Panthera Frontier, at least for the little I played of it, has many of these things too. Except you don’t have to worry about luck. Instead of worrying about finding a shop with the best weapons while you have the money for them, you can just pay real money and get it right at the beginning. Or just repair that ship damage right now instead of worrying until you get to the next repair center. All for real money.
I can accept that, for some reason, people might want to cheat at a rogue-like. Maybe they want to see the end. Maybe they just like feeling like they are playing the game, but aren’t interested in the challenge. It doesn’t matter to me, because it is their experience. But offering people to pay money to essentially not play your game to me is just wrong. Not as despicable as cheating against other players, but it doesn’t make sense. By giving the developers this money, the player is actively removing parts of the game which means the game is either poorly made but has some extremely redeeming quality (it really doesn’t), or the game is making itself worse by offering these purchases. I would say maybe it’s a campaign to raise money by people paying to make it stop, but you can always just close the game.
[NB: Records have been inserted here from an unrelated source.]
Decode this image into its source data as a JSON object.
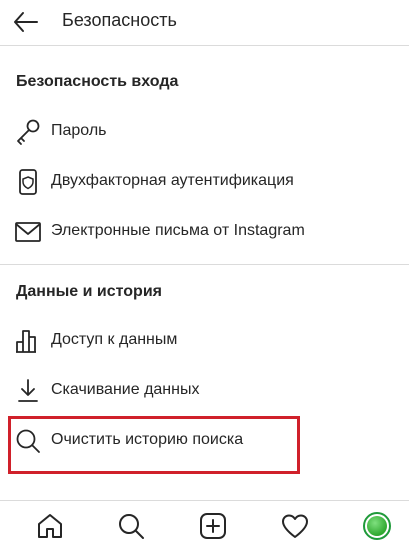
{
  "header": {
    "title": "Безопасность",
    "back_icon": "arrow-left-icon"
  },
  "sections": [
    {
      "heading": "Безопасность входа",
      "items": [
        {
          "label": "Пароль",
          "icon": "key-icon"
        },
        {
          "label": "Двухфакторная аутентификация",
          "icon": "phone-shield-icon"
        },
        {
          "label": "Электронные письма от Instagram",
          "icon": "envelope-icon"
        }
      ]
    },
    {
      "heading": "Данные и история",
      "items": [
        {
          "label": "Доступ к данным",
          "icon": "bar-chart-icon"
        },
        {
          "label": "Скачивание данных",
          "icon": "download-icon"
        },
        {
          "label": "Очистить историю поиска",
          "icon": "search-icon"
        }
      ]
    }
  ],
  "tabbar": {
    "items": [
      "home-icon",
      "search-icon",
      "new-post-icon",
      "heart-icon",
      "profile-avatar"
    ]
  },
  "colors": {
    "highlight": "#d0202a",
    "text": "#262626",
    "divider": "#dbdbdb",
    "avatar": "#2fa82f"
  }
}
Everyone is entitled to play a game they way they want when it doesn’t hurt anyone else’s experience. Cheating can make an experience better for a set of people. But paying to achieve that seems counterintuitive at best and like the worst application of patch-it-later (this time by having people pay for the patch).
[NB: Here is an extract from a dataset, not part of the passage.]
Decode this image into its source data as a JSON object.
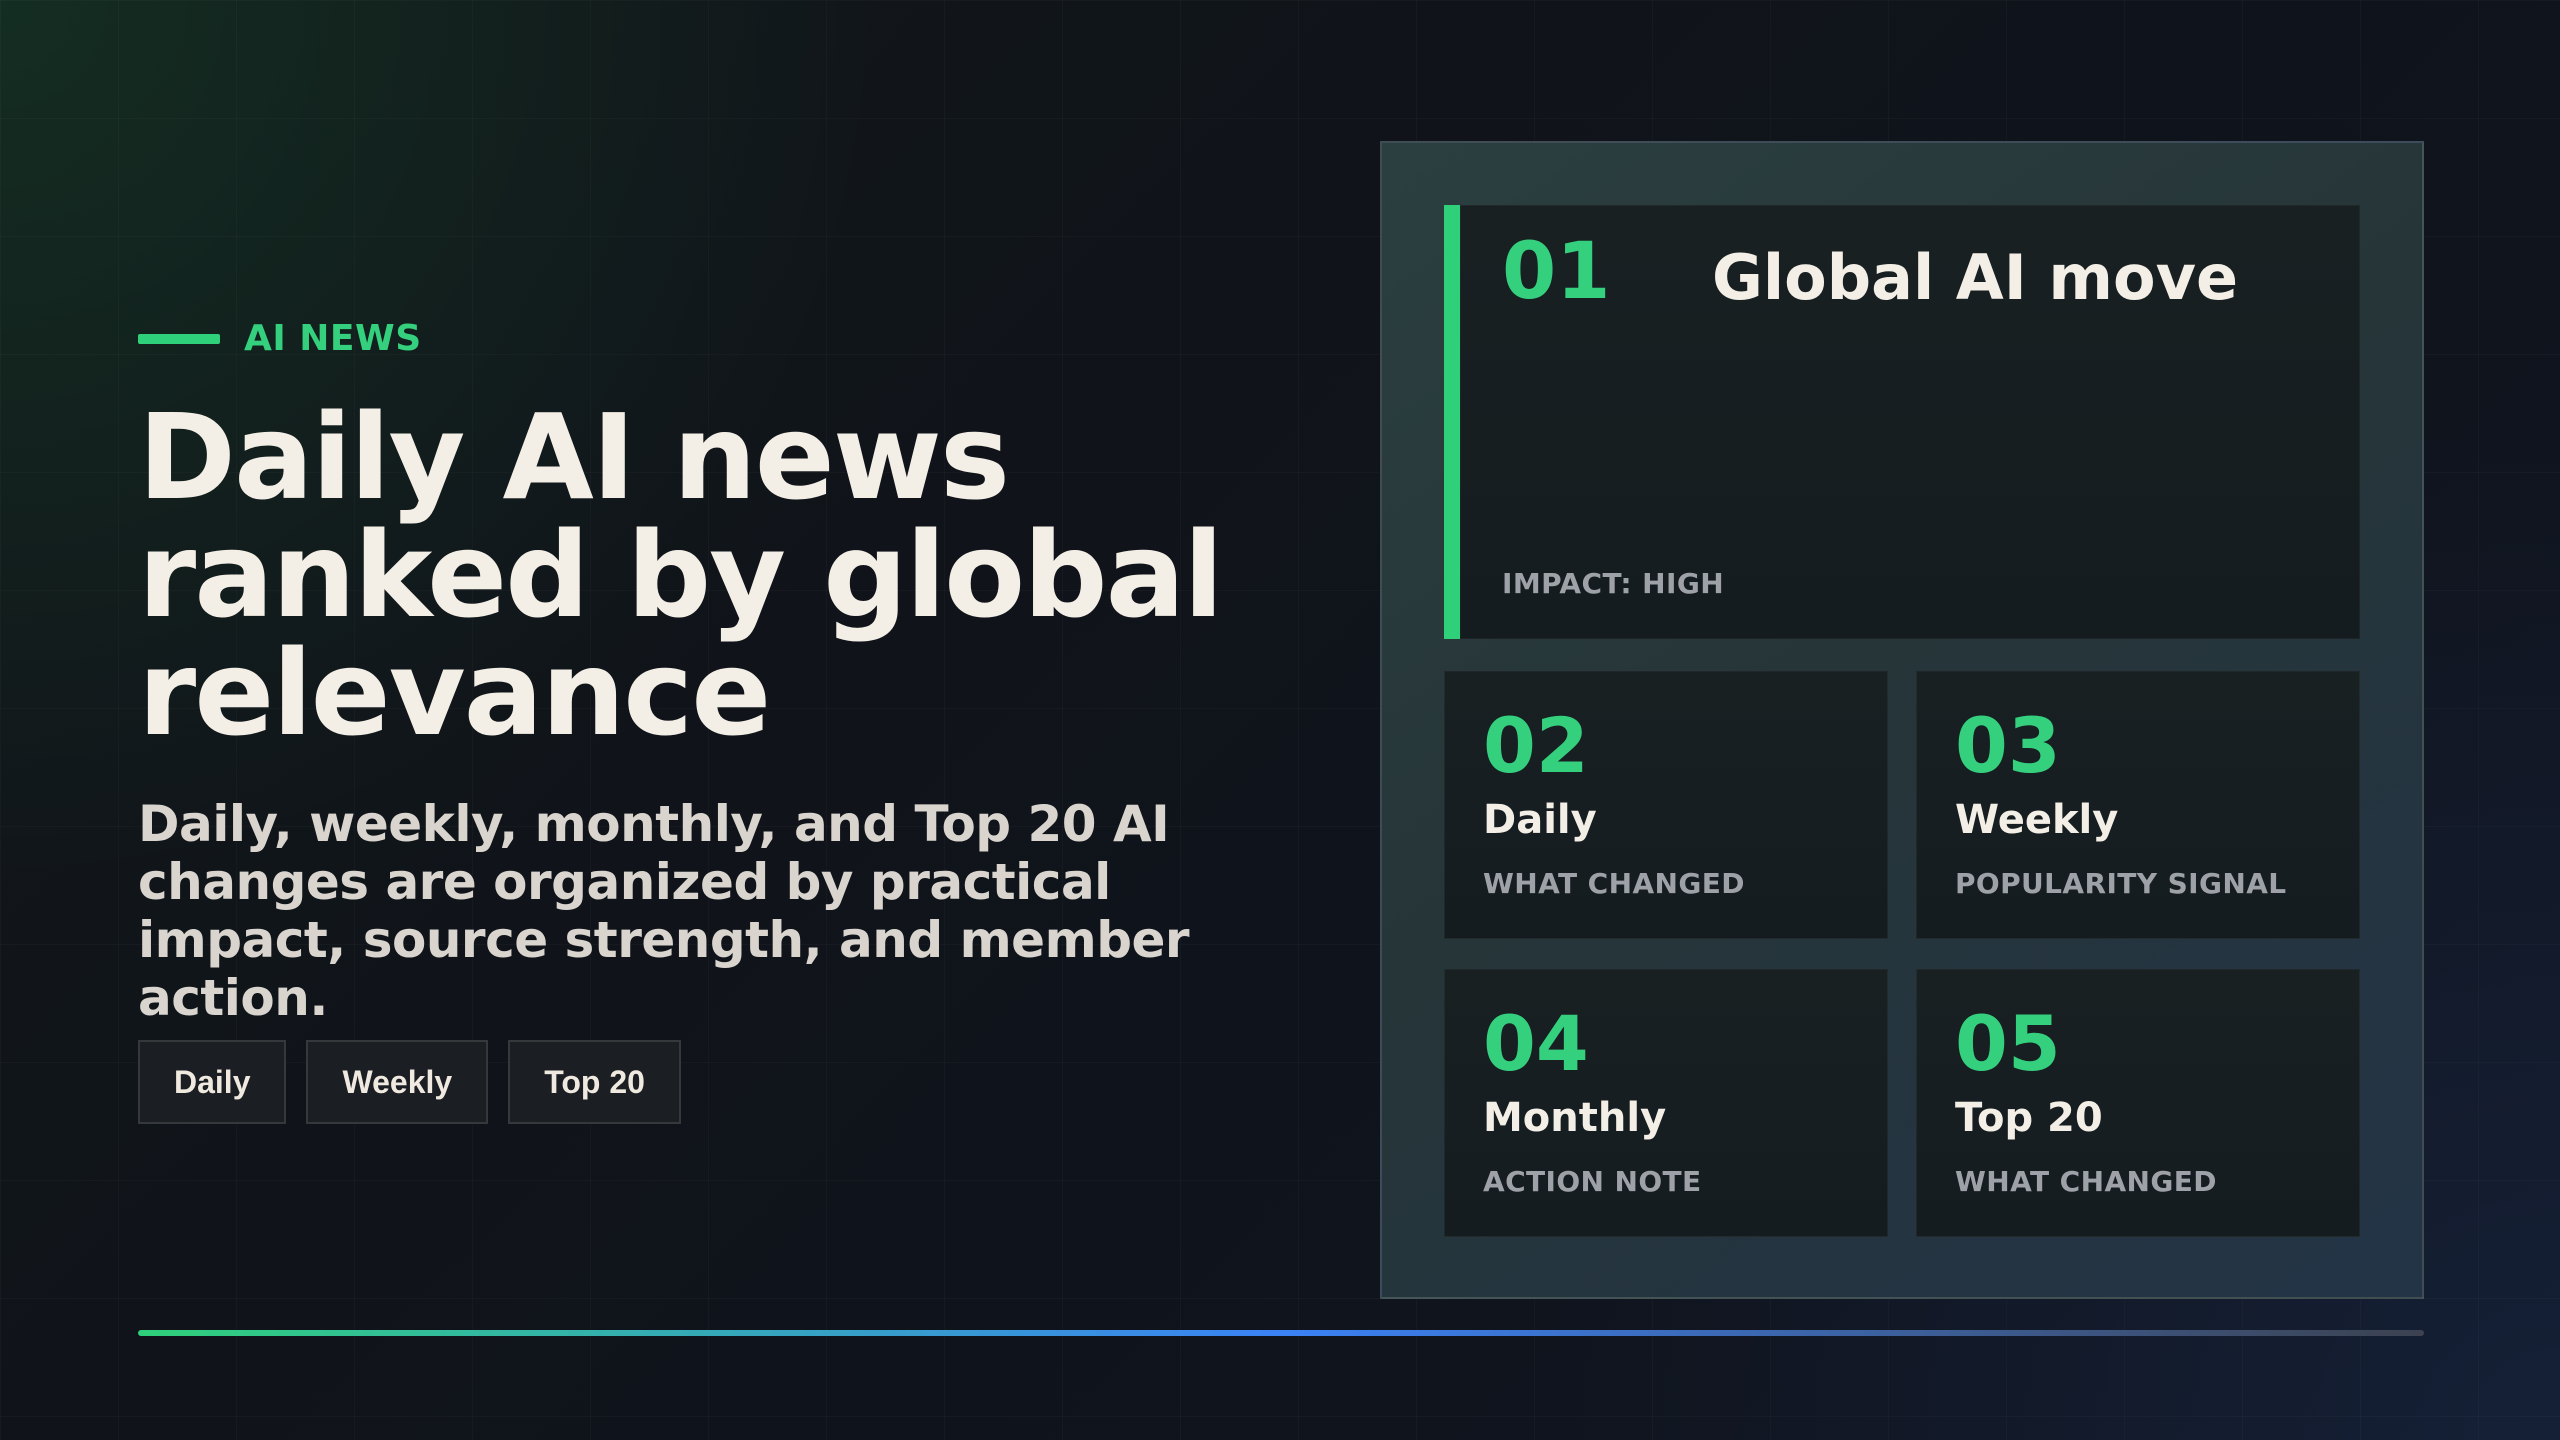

Allowing people to blatantly not play a game by the rules such that others are forced to either compete essentially with cheaters or pay to even be on a level playing field is terrible in the highest degree. This very much shows that the game is more about money than fun. Anything stressing fun would clearly never give the advantage and better experience to people who simply can out-spend others. More content or more customization, sure, but everyone still should have the same great base to play with.
Unfortunately, there seem to be enough consumers very willing to pay to cheat making the strategy viable. But maybe there is enough self respect in the industry and from the remainder of consumers to really support and encourage the honest game developers who want to promote fun rather than just get rich. I know I am happier with myself for being that way. And the amount of fun in a game that was made to be fun will always have much more potential than those to generate money. And that’s what we really want.